Universities will finally learn tomorrow whether they are allowed to charge students the maximum £9,000-a-year tuition fee from September 2012.
Most institutions are expected to be given the go-ahead to charge students the top fee on at least some courses when the Office for Fair Access (OFFA), the university admissions watchdog, announces its verdict.
Universities that wanted to charge students more than £6,000 a year had to seek an access agreement with the regulator, spelling out their plans to encourage disadvantaged young people to seek places. Two-thirds of English universities have applied to OFFA to charge the maximum.
Sir Martin Harris, head of OFFA until last month, has always said that provided a university has a satisfac- tory access agreement, his body has no alternative but to approve their right to levy the maximum fee.
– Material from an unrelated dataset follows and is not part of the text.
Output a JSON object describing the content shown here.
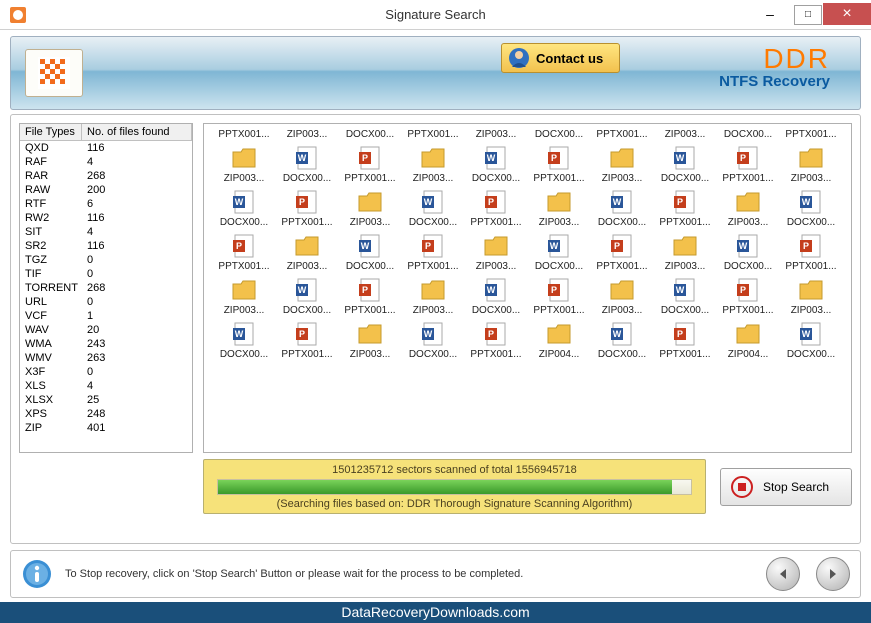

David Willetts, the Universities Secretary, said in his White Paper on higher education last month that he would like to give OFFA a wider range of powers over fees. He wants the regulator to be able to suggest a reduction in the fee level rather than deploying the "nuclear option" of refusing an application or fining the university.
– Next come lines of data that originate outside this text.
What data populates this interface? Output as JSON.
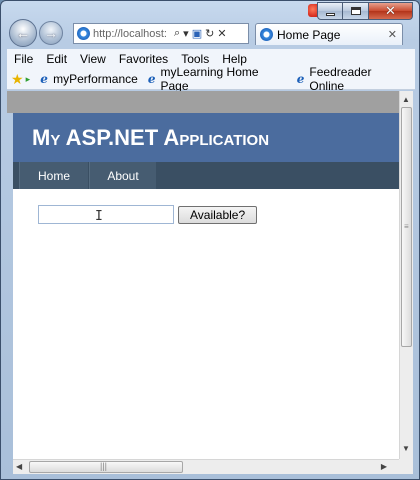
{
  "browser": {
    "address": "http://localhost:",
    "address_icons": {
      "search": "⌕",
      "dropdown": "▾",
      "compat": "▣",
      "refresh": "↻",
      "stop": "✕"
    },
    "tab": {
      "title": "Home Page",
      "close": "✕"
    },
    "caption": {
      "close": "✕"
    },
    "menu": [
      "File",
      "Edit",
      "View",
      "Favorites",
      "Tools",
      "Help"
    ],
    "favorites": [
      "myPerformance",
      "myLearning Home Page",
      "Feedreader Online"
    ],
    "icons": {
      "back": "←",
      "forward": "→",
      "star": "★",
      "add_favorite": "▸",
      "ie": "e"
    },
    "scroll_icons": {
      "up": "▲",
      "down": "▼",
      "left": "◀",
      "right": "▶",
      "v_grip": "≡",
      "h_grip": "|||"
    }
  },
  "page": {
    "title": "My ASP.NET Application",
    "nav": [
      "Home",
      "About"
    ],
    "input": {
      "value": "",
      "placeholder": ""
    },
    "button_label": "Available?",
    "cursor": "I"
  },
  "colors": {
    "header_bg": "#4b6c9e",
    "nav_bg": "#465c71",
    "nav_bar_bg": "#3a4f63"
  }
}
There have been reports of OFFA telling some universities that their access agreements need revising before they can be approved.
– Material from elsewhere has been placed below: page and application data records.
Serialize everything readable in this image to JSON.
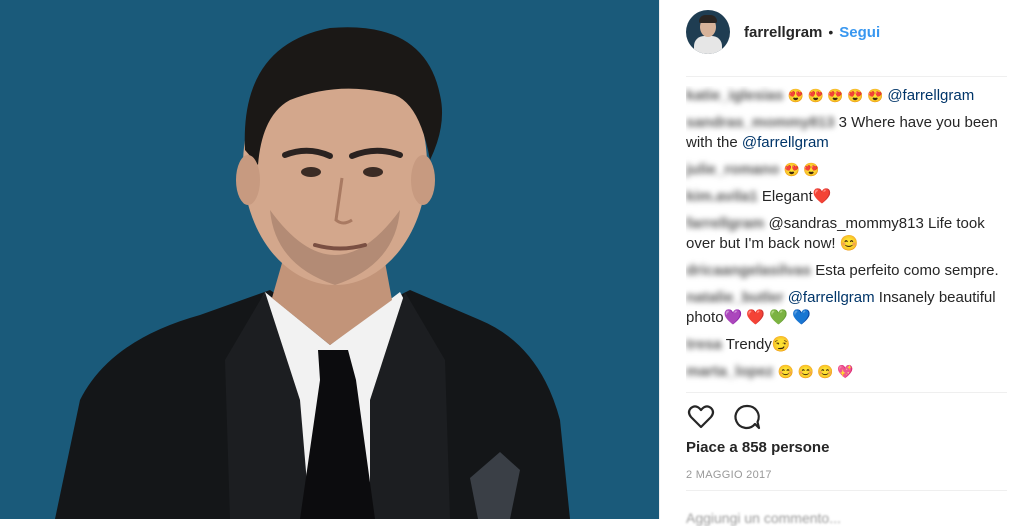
{
  "colors": {
    "photo_bg": "#1a5a7a",
    "link": "#3897f0",
    "mention": "#003569"
  },
  "post": {
    "username": "farrellgram",
    "separator": "•",
    "follow_label": "Segui",
    "likes_text": "Piace a 858 persone",
    "date_text": "2 MAGGIO 2017",
    "add_comment_placeholder": "Aggiungi un commento..."
  },
  "comments": [
    {
      "user": "katie_iglesias",
      "text": "😍 😍 😍 😍 😍",
      "mention": "@farrellgram",
      "after": ""
    },
    {
      "user": "sandras_mommy813",
      "text": "3 Where have you been with the",
      "mention": "@farrellgram",
      "after": ""
    },
    {
      "user": "julie_romano",
      "text": "😍 😍",
      "mention": "",
      "after": ""
    },
    {
      "user": "kim.avila1",
      "text": "Elegant❤️",
      "mention": "",
      "after": ""
    },
    {
      "user": "farrellgram",
      "text": "@sandras_mommy813 Life took over but I'm back now! 😊",
      "mention": "",
      "after": ""
    },
    {
      "user": "dricaangelasilvas",
      "text": "Esta perfeito como sempre.",
      "mention": "",
      "after": ""
    },
    {
      "user": "natalie_butler",
      "text": "",
      "mention": "@farrellgram",
      "after": "Insanely beautiful photo💜 ❤️ 💚 💙"
    },
    {
      "user": "tresa",
      "text": "Trendy😏",
      "mention": "",
      "after": ""
    },
    {
      "user": "marta_lopez",
      "text": "😊 😊 😊 💖",
      "mention": "",
      "after": ""
    }
  ],
  "icons": {
    "like": "heart-outline-icon",
    "comment": "comment-bubble-icon"
  }
}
However, the crunch is likely to come the year after the introduction of the new fees structure, when it can be seen whether universities are living up to the promises made in their access agreements.